Jones doesn’t know why his grandfather kept the medal, but he does have a couple of ideas. One, he felt strongly about his Southern heritage and the Southern Golf Association. Two, the eight-stroke victory came at his home club of East Lake, where the 63 he shot in a practice round had everyone buzzing.
“You’ve got to admit, especially after a 63 in the practice round that, that Bub would definitely have enjoyed a home field advantage on that course,” Jones says.
Jones, who will hit the opening shot at the TOUR Championship on Thursday, said he was a teenager before he fully grasped his grandfather’s accomplishments in the game. By the time his grandson was born, the elder Jones was suffering from the debilitating effects of syringomyelia, where a fluid-filled cavity forms in the spinal cord.Bob Jones IV takes a selfie with some of his grandfather's trophies. (PGA TOUR)
He was eventually confined to a wheelchair. Jones remembers pushing his grandfather, the man who won the Grand Slam in 1930, to the elevator at his house and then meeting him on the first floor to push him out to the car. He’d do the same when his Bub returned from work.

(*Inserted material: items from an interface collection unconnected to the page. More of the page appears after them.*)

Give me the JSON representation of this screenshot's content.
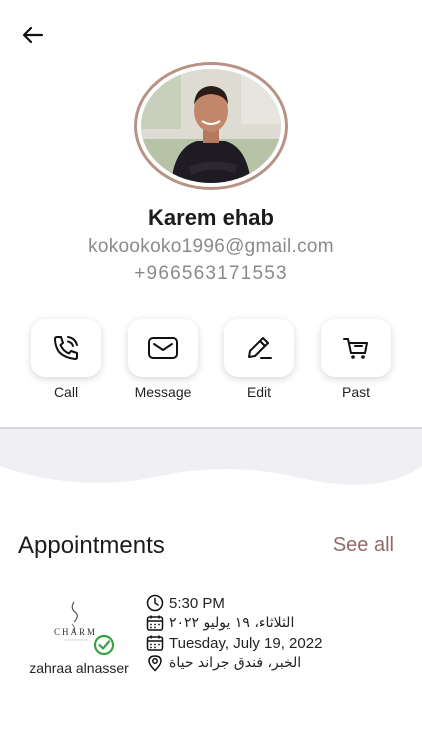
{
  "header": {
    "back_icon": "arrow-left-icon"
  },
  "profile": {
    "name": "Karem ehab",
    "email": "kokookoko1996@gmail.com",
    "phone": "+966563171553"
  },
  "actions": [
    {
      "label": "Call",
      "icon": "phone-icon"
    },
    {
      "label": "Message",
      "icon": "mail-icon"
    },
    {
      "label": "Edit",
      "icon": "edit-pencil-icon"
    },
    {
      "label": "Past",
      "icon": "cart-icon"
    }
  ],
  "appointments": {
    "title": "Appointments",
    "see_all": "See all",
    "items": [
      {
        "vendor_name": "zahraa alnasser",
        "logo_text": "CHARM",
        "time": "5:30 PM",
        "date_arabic": "الثلاثاء، ١٩ يوليو ٢٠٢٢",
        "date_english": "Tuesday, July 19, 2022",
        "location": "الخبر، فندق جراند حياة"
      }
    ]
  },
  "colors": {
    "accent": "#8e6b6b",
    "avatar_border": "#b79386",
    "verified": "#3aa047",
    "muted_text": "#8a8a8a"
  }
}
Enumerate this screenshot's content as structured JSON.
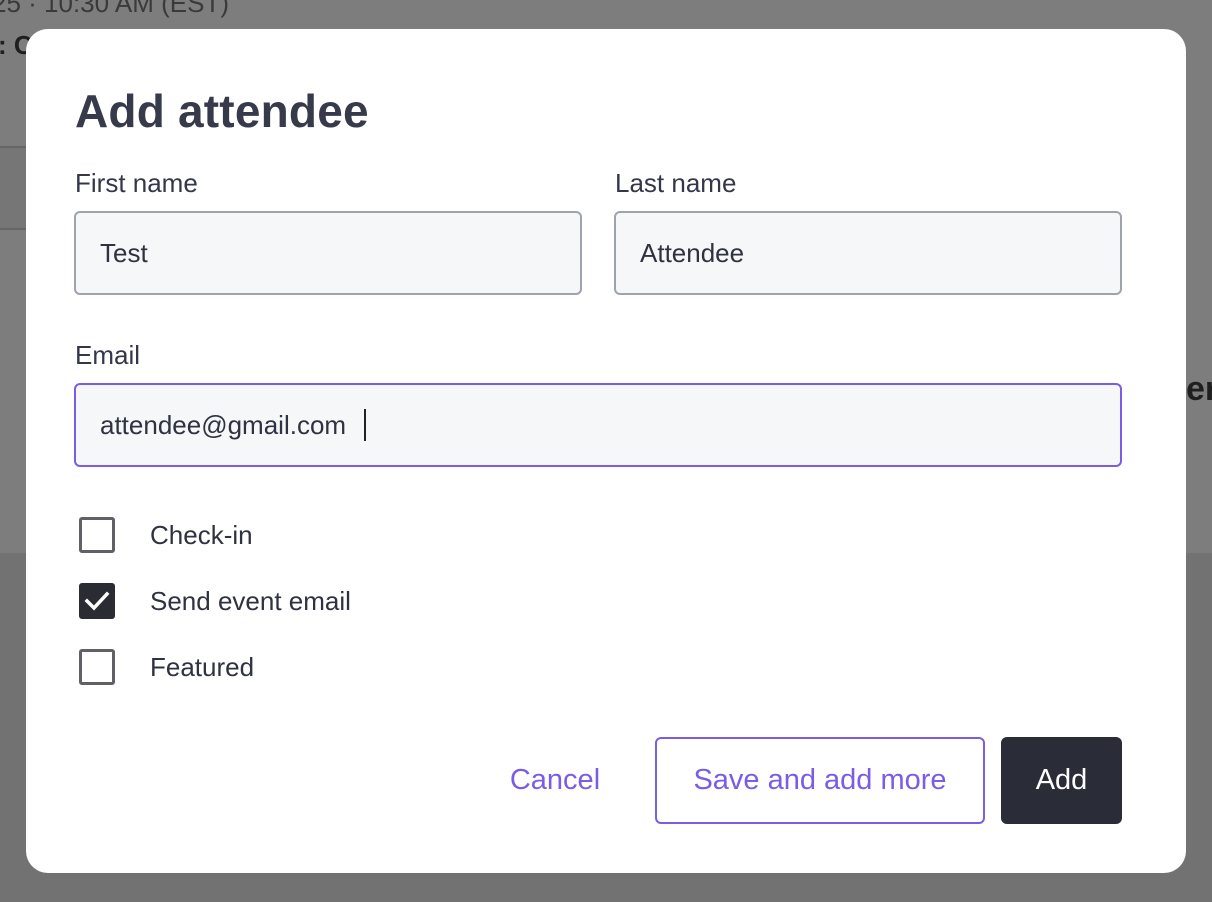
{
  "background": {
    "partial_text_top": "25 · 10:30 AM (EST)",
    "partial_text_left": ": C",
    "partial_text_right": "er"
  },
  "dialog": {
    "title": "Add attendee",
    "first_name": {
      "label": "First name",
      "value": "Test"
    },
    "last_name": {
      "label": "Last name",
      "value": "Attendee"
    },
    "email": {
      "label": "Email",
      "value": "attendee@gmail.com"
    },
    "options": [
      {
        "label": "Check-in",
        "checked": false
      },
      {
        "label": "Send event email",
        "checked": true
      },
      {
        "label": "Featured",
        "checked": false
      }
    ],
    "buttons": {
      "cancel": "Cancel",
      "save_and_add_more": "Save and add more",
      "add": "Add"
    }
  },
  "colors": {
    "accent": "#7b5ce6",
    "primary_button": "#2a2c38",
    "overlay": "#808080"
  },
  "icons": {
    "checkmark": "check-icon"
  }
}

“I don't have memories that are your typical grandfather, grandson memories because he was an invalid for all my life,” Jones says. “For example, I cannot recall a time in my life when my grandfather even hugged me because he never had the use of his arms.”
The two were close, though. Jones remembers wanting to give his grandfather a gift and how his 3-year-old self was attracted to the silver globe that the Metropolitan Golf Writers Association have given him to commemorate the Grand Slam. Sticking out of the globe were appropriately-placed flags to show where the U.S. Open, British Open, U.S. Amateur and British Amateur – which were the major championships of that era – had been held.

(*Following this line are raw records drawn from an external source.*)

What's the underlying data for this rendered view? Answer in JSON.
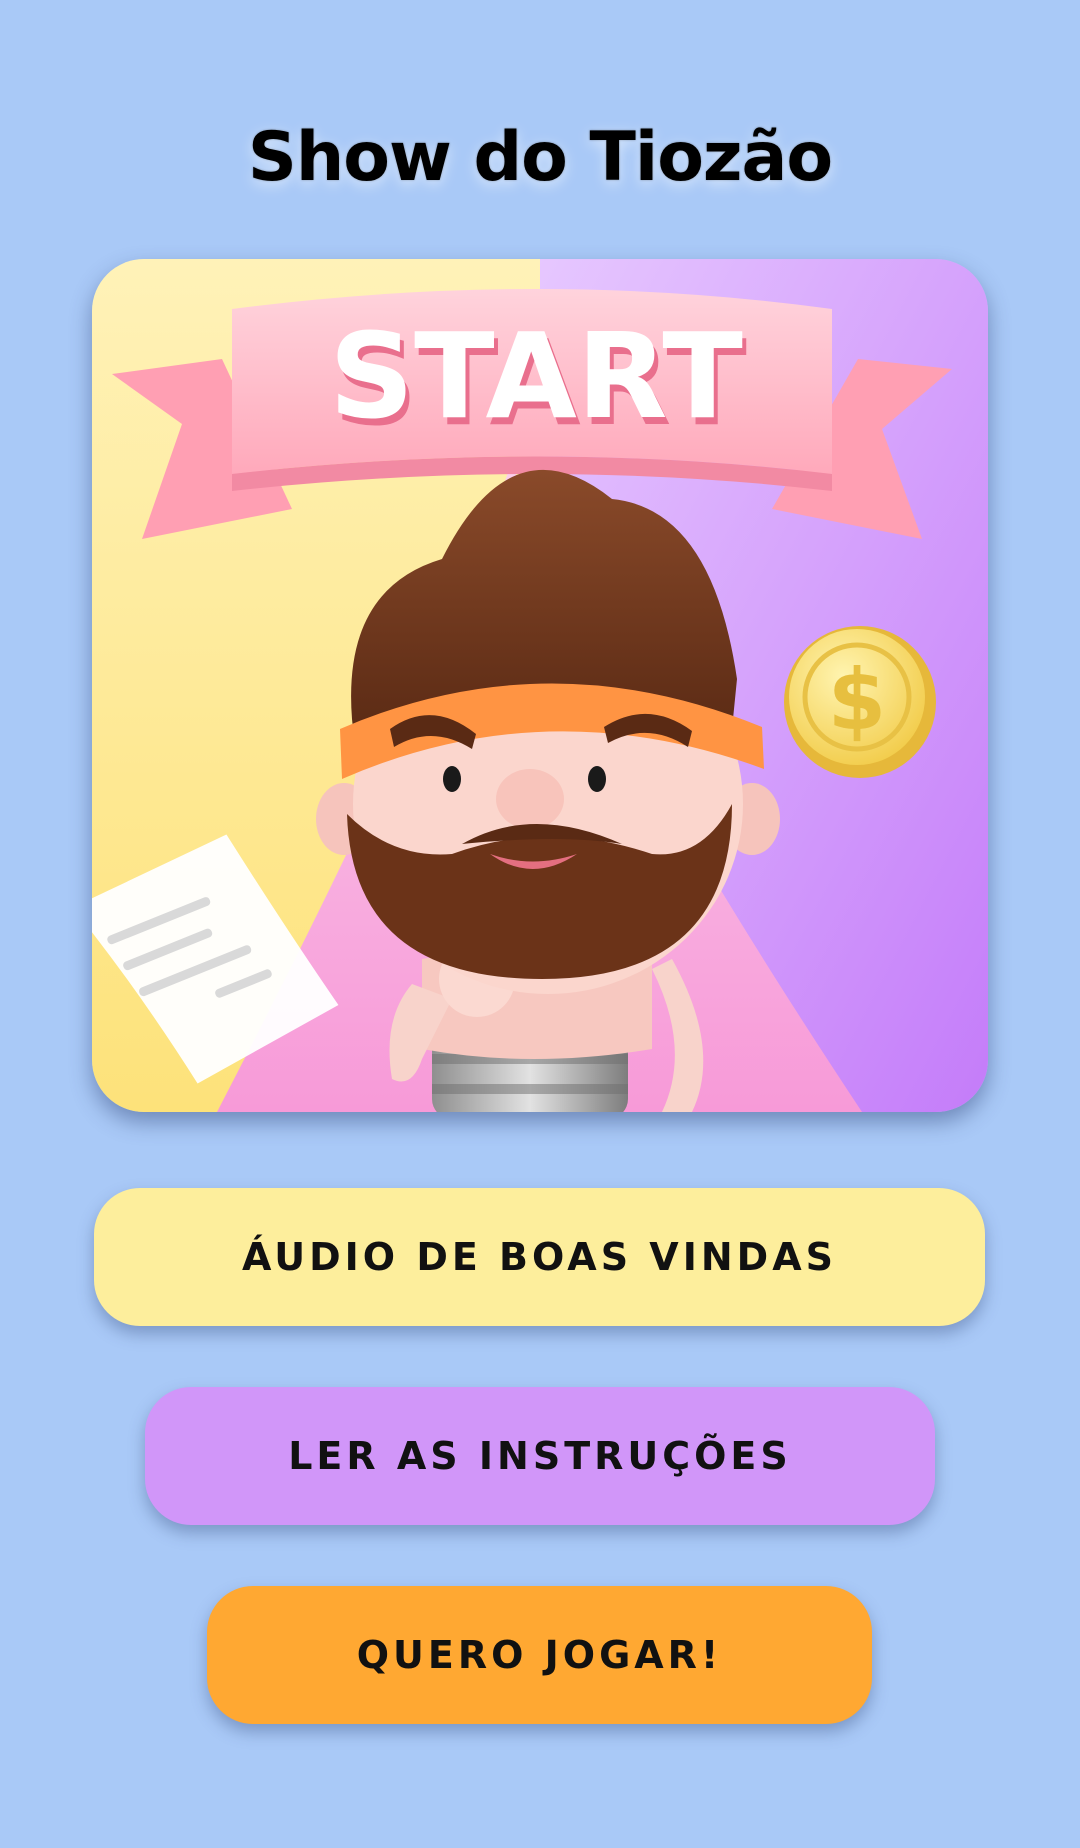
{
  "app": {
    "title": "Show do Tiozão"
  },
  "hero": {
    "banner_text": "START",
    "coin_symbol": "$"
  },
  "buttons": {
    "welcome_audio": "ÁUDIO DE BOAS VINDAS",
    "read_instructions": "LER AS INSTRUÇÕES",
    "play": "QUERO JOGAR!"
  },
  "colors": {
    "background": "#a9c9f7",
    "welcome_button": "#fdee9c",
    "instructions_button": "#d196f9",
    "play_button": "#ffa832"
  }
}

Jones wrestled the flags off the globe and proudly went to The Sanctum, the room off his grandfather’s bedroom named after the crimefighter’s headquarters on the radio show, “The Shadow,” to give them to him. To say some of the adults were aghast might have been an understatement.
“My grandmother turned a shade of white, it was like death-pale white,” Jones recalls. “And my father got a look on his face that said I had but seconds to live, and my grandfather just sat there, and he said, son, that was so sweet and so thoughtful of you and I really appreciate it.
“He said, now go ahead and give those to your grandmother, and the next time you just make sure to ask your grandmother before you bring me any more presents.”
Jones, who practices at the Behavioral Institute of Atlanta in Sandy Springs, Georgia, says his grandfather rarely discussed his own accomplishments in the game. While his grandfather had a phenomenal memory – “Bub rarely needed to consult a law book when he was putting together a brief,” Jones says -- he wasn’t one to talk about the great shots he hit.
“I think that was for a couple of reasons and this is probably where my being the psychologist is going to show a little bit,” Jones says. “One is he was just by nature, a very, very present-focused man. He did not like to dwell on past glories. In fact, he used to have a favorite poem that the last two lines were: Do not expect you can ever collect for the hero you used to be.
“And I think that also served another purpose for him. And that was that with his illness, I think it would've been too demanding for him emotionally … for him to think back on the days when he had all of his physical faculties. So, he just stayed right in the immediate manner.”
Jones says he always knew his grandfather had done some really “fantastic stuff,” but that it was almost like he was two different people when he was a little boy.
“There was Bobby Jones who was part of that Thomas Stevens painting of him -- the relaxed champion athlete,” Jones recalls. “And then there was Bub, who was my grandfather who was, well, as we called it at the time, crippled.
“It wasn't until I was about 16 or 17, and I saw the Warner Brothers films for the first time, and I heard Bub's voice coming out of the body of this athlete that it really hit me. Two things really hit me at that point. One was that, you know, this was the same man, this was not two different people. It was the same man.
“And it also started to hit me, although it took a while, but it also started to occur to me the magnitude of what it was that had befallen him.”